But seeing these first few pages has reminded us what a privilege it is to be reading the stories at all. Most writers are very choosy about who they show their work to. Some won’t even show their partners. True, sending to a stranger can be a little easier, but that moment can be fraught too. If you’ve ever sent a child off for their first day at kindergarten, to their first step into the world without you being there to explain how they like to be treated, to interpret their little quirks and mannerisms, if you’ve done that, then you have an idea how many writers feel about sending their stories to be read by the jaded eyes of judges and editors.

To those who’ve already sent and to those who have yet to share their stories with us – thank you, we are privileged and will treat your stories with the respect and care that they deserve. They may  not be perfect, they may need a comma or two added or subtracted, they may have a typo you missed. It’s OK, we understand, we’re writers too.

*photo credit klim sergeev via unsplash

A Wider Audience – At A Cost

Until recently Askance has tried to have all its titles available in as many forms and on as many platforms as possible, not least because giving any single outlet an exclusive right goes against the grain. Askance is inclusive, equal opportunity, and not always with money as the driving force – if that were the case we’d be long gone!

That’s changing now, and still not because of money. Because of readership. This applies particularly to ebooks. There are many ebook outlets and even wholesalers, although the world is dominated by Amazon’s Kindle with Kobo a distant second. Askance has for the most part made its ebooks available through all these outlets by using Smashwords as a wholesaler for everything but Amazon, where we’ve created our own ebooks.

But here’s the rub.

While that gives the maximum accessibility to readers worldwide, in practice it doesn’t get our titles read by so many people. Why? Because of Amazon’s aggressive tactics of making only titles which are exclusive to Kindle available via their Prime and Kindle Unlimited channels.

Is this moral? No. Do we like it? No. Is it anti-competitive? Yes. But a simple trial has shown that it gets a title read by more readers. We experimented recently and took a title off of all ebook outlets except Amazon and enrolled that title in the Unlimited program. In the first month of doing so, that book reached ten times the number of readers than it had done in the previous six months on Smashwords and Kobo. Yes, that small extra revenue (and it is small!) is welcome, but the readership is what matters most.

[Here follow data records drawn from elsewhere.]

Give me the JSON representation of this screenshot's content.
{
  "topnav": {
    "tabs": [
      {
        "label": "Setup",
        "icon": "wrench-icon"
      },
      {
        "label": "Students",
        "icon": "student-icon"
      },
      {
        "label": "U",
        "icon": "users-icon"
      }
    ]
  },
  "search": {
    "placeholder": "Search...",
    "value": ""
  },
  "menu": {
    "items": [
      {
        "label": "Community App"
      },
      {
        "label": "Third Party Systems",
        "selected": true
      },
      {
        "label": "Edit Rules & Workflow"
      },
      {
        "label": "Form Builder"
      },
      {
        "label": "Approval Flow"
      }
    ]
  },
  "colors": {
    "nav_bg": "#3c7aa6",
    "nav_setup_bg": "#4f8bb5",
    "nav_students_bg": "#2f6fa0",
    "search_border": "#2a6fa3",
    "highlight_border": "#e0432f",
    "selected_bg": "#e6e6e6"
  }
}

Are we selling our soul? It certainly doesn’t feel comfortable, but our writers deserve more readers, that’s the motivation.

The world is not as we would wish it to be.

(And if you’ve got this far and you’re a writer, please take a look at our Flash Fiction competition.)